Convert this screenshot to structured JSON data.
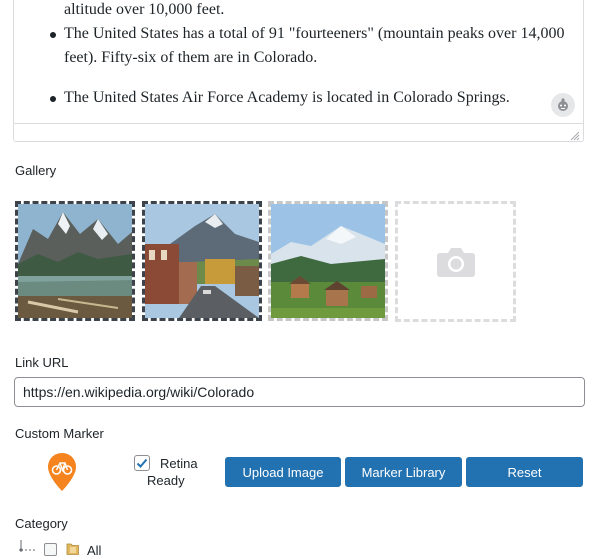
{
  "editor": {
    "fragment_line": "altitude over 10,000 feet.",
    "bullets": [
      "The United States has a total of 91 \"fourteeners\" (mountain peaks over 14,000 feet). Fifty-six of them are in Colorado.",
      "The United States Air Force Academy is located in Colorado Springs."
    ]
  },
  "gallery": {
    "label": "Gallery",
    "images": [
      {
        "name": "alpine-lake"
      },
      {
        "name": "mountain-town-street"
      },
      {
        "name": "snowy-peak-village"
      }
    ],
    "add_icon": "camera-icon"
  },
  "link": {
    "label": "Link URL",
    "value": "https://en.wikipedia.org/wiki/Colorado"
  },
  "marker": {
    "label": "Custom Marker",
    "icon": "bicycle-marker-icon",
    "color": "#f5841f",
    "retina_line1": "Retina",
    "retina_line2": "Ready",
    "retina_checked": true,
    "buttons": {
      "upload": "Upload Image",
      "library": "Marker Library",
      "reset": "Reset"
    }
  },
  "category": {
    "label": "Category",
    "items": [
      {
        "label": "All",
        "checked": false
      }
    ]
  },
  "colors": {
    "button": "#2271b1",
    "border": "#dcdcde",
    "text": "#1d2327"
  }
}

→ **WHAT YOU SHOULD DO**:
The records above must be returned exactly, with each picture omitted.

→ **ANSWER SECTION**:
Convert this screenshot to structured JSON data.
{
  "editor": {
    "fragment_line": "altitude over 10,000 feet.",
    "bullets": [
      "The United States has a total of 91 \"fourteeners\" (mountain peaks over 14,000 feet). Fifty-six of them are in Colorado.",
      "The United States Air Force Academy is located in Colorado Springs."
    ]
  },
  "gallery": {
    "label": "Gallery",
    "images": [
      {
        "name": "alpine-lake"
      },
      {
        "name": "mountain-town-street"
      },
      {
        "name": "snowy-peak-village"
      }
    ],
    "add_icon": "camera-icon"
  },
  "link": {
    "label": "Link URL",
    "value": "https://en.wikipedia.org/wiki/Colorado"
  },
  "marker": {
    "label": "Custom Marker",
    "icon": "bicycle-marker-icon",
    "color": "#f5841f",
    "retina_line1": "Retina",
    "retina_line2": "Ready",
    "retina_checked": true,
    "buttons": {
      "upload": "Upload Image",
      "library": "Marker Library",
      "reset": "Reset"
    }
  },
  "category": {
    "label": "Category",
    "items": [
      {
        "label": "All",
        "checked": false
      }
    ]
  },
  "colors": {
    "button": "#2271b1",
    "border": "#dcdcde",
    "text": "#1d2327"
  }
}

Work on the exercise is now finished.